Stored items
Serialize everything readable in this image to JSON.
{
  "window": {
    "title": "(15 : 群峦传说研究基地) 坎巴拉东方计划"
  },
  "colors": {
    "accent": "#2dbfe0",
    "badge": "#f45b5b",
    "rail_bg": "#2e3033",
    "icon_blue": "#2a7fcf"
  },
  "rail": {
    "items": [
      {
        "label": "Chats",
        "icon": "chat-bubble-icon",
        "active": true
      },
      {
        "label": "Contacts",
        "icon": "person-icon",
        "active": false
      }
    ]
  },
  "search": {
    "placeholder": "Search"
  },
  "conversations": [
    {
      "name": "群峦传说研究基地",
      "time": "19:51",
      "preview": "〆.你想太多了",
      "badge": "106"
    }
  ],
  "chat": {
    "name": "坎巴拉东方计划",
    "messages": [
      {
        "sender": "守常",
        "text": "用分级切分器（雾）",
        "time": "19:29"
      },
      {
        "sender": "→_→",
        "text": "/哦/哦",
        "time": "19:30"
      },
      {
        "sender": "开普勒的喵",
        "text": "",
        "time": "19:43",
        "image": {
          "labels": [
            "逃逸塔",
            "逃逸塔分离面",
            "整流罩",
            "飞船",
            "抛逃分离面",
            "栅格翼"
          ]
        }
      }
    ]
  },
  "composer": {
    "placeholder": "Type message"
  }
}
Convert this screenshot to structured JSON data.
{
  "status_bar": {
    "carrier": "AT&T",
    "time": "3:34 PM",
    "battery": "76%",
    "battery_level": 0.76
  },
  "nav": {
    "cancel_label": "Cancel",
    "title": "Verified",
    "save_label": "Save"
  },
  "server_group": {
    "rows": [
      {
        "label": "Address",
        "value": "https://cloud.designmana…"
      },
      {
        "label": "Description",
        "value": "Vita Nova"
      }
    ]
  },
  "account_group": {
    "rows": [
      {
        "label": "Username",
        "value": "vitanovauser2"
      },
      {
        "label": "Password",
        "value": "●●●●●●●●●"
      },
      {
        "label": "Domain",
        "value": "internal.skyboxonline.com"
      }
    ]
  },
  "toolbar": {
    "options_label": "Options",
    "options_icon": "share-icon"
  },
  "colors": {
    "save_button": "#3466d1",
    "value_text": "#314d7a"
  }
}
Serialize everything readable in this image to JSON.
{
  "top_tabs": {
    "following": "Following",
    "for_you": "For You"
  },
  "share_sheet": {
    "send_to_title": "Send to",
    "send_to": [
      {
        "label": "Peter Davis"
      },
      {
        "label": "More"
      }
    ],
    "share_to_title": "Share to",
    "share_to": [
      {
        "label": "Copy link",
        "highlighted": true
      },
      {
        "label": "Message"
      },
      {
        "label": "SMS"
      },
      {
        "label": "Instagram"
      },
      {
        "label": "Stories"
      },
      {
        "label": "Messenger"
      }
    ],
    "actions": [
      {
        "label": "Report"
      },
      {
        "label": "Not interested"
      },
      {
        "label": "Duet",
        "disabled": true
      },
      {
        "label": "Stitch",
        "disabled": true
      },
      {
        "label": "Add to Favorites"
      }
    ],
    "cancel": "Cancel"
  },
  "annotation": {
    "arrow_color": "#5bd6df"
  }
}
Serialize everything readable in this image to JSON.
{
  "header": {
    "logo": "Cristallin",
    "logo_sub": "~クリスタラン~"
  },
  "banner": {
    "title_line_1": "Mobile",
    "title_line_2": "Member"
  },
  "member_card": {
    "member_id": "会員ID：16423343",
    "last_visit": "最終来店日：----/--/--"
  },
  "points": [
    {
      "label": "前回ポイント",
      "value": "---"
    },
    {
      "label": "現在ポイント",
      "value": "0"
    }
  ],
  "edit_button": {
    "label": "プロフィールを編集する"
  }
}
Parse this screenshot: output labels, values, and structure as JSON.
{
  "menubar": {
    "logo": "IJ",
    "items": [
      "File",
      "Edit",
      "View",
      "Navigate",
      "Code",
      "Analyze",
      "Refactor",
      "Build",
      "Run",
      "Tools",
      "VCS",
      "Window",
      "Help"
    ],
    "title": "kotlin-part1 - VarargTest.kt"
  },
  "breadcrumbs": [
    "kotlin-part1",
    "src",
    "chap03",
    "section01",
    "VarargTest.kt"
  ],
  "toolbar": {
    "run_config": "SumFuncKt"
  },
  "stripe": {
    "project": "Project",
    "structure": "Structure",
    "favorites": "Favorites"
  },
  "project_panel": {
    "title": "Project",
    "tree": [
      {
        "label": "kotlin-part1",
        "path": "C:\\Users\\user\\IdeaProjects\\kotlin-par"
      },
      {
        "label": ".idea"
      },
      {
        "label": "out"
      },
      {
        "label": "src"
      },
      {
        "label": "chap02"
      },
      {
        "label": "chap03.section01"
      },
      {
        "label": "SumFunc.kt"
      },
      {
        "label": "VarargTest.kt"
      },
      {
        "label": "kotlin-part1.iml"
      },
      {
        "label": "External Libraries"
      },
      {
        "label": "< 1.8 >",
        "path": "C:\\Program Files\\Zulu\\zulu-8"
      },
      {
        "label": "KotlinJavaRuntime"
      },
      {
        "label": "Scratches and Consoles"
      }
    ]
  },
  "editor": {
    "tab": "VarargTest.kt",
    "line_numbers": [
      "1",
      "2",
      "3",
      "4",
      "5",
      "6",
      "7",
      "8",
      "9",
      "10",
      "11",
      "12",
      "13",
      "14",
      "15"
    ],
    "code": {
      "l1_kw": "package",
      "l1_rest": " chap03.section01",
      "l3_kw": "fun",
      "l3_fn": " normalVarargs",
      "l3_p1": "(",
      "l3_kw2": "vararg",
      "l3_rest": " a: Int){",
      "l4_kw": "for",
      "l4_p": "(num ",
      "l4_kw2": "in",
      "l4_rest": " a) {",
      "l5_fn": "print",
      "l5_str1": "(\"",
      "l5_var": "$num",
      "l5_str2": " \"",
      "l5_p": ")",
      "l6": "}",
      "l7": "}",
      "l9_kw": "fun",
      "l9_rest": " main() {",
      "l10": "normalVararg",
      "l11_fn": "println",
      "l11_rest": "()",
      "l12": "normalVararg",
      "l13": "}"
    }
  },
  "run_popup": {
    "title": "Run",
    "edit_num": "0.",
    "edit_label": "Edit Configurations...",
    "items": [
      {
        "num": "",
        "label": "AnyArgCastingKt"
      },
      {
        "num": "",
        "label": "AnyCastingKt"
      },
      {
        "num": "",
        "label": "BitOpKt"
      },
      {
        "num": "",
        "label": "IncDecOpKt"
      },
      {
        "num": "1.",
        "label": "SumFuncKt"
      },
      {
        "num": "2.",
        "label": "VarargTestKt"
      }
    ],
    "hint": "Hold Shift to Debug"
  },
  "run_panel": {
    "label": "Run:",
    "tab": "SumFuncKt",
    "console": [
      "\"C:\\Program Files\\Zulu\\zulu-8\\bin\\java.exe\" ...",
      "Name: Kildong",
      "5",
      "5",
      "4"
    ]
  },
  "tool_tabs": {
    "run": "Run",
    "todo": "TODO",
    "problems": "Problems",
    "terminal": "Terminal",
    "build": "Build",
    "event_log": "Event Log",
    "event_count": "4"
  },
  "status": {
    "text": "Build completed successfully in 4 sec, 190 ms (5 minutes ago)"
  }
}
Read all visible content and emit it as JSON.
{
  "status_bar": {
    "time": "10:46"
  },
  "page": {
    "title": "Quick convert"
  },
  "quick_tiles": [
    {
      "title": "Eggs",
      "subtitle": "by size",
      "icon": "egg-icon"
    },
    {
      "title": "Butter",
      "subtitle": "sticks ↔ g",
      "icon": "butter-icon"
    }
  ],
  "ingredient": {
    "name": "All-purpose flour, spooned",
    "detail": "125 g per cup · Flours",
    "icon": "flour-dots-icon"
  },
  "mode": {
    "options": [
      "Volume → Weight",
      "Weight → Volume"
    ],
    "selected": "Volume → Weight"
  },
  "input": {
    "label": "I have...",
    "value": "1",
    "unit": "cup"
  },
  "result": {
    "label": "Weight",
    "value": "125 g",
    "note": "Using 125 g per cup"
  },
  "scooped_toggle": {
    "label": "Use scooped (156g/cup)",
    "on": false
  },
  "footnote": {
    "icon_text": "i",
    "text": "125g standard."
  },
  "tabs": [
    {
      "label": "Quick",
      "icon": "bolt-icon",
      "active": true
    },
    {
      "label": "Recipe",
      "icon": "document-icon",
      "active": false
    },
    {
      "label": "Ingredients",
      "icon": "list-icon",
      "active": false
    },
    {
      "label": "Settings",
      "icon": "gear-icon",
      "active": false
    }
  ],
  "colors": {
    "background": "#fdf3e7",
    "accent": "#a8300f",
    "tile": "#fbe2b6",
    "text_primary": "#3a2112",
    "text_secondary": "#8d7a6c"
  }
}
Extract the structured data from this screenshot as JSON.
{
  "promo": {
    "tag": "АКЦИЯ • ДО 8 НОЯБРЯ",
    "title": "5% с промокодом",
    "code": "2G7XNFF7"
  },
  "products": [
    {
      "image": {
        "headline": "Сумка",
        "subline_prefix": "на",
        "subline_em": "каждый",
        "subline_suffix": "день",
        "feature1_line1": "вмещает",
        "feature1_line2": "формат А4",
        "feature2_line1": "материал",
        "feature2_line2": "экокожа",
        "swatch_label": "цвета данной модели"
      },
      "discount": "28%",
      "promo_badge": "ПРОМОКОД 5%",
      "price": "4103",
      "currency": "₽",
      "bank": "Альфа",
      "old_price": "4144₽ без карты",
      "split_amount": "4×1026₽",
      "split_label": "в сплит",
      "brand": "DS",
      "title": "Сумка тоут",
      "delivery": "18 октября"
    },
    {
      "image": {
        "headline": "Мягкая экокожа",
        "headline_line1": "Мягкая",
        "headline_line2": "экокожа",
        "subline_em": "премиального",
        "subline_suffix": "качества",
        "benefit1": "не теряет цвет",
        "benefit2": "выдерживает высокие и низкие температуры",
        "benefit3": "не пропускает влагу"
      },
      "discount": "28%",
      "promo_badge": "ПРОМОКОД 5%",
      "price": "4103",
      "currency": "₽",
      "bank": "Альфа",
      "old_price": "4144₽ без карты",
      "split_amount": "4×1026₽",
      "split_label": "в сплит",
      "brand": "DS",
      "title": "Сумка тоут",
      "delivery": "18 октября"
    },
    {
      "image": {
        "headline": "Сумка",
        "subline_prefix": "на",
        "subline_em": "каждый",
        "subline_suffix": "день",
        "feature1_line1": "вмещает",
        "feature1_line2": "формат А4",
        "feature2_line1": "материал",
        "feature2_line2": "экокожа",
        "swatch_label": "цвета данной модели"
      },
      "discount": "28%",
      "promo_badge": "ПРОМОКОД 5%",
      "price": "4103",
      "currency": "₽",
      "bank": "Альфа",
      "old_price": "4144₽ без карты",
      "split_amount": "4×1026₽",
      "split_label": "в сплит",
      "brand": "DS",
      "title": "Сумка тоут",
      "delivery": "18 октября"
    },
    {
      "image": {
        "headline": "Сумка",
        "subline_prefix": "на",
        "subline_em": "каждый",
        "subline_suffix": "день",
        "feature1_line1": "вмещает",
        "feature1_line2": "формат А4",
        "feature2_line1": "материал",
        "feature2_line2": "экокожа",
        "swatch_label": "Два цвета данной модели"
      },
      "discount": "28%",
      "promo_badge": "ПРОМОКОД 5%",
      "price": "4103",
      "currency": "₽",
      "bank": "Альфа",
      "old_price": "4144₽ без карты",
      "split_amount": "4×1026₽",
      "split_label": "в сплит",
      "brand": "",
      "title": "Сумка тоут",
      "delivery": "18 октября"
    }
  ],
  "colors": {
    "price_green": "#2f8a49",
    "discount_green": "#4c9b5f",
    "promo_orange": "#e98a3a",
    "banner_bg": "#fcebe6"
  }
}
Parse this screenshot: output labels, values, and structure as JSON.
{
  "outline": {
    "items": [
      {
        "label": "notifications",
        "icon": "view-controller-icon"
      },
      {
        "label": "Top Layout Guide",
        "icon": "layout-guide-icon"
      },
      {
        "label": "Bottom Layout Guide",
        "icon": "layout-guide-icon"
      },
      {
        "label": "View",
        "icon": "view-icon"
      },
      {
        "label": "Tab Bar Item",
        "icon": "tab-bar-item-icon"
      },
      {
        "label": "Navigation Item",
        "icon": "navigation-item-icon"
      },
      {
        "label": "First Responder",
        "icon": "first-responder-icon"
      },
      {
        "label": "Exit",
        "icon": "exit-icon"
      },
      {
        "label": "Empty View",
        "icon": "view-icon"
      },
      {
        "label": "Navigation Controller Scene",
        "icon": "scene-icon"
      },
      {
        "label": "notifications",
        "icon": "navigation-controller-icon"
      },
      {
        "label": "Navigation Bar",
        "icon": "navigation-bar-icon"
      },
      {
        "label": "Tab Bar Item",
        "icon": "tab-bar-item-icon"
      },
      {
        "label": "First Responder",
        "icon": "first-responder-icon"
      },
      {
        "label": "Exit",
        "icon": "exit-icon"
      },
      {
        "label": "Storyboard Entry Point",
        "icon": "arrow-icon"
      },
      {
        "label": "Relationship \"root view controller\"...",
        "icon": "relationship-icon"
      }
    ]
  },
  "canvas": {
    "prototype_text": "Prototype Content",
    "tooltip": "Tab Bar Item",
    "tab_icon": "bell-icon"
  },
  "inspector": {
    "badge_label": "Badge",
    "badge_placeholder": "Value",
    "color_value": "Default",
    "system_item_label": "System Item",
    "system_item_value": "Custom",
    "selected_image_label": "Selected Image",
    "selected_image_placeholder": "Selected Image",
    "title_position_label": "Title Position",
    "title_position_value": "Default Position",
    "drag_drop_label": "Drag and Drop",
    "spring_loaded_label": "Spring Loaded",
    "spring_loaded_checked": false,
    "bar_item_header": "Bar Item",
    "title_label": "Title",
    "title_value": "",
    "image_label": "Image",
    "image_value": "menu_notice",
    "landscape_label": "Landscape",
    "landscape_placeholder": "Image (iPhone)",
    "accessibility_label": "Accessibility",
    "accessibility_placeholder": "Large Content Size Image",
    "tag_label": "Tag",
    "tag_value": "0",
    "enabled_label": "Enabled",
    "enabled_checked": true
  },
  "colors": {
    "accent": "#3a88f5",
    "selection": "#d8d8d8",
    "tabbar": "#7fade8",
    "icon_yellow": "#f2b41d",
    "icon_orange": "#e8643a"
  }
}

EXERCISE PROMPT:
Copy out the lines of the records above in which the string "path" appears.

PROBLEM SOLUTION:
        "path": "C:\\Users\\user\\IdeaProjects\\kotlin-par"
        "path": "C:\\Program Files\\Zulu\\zulu-8"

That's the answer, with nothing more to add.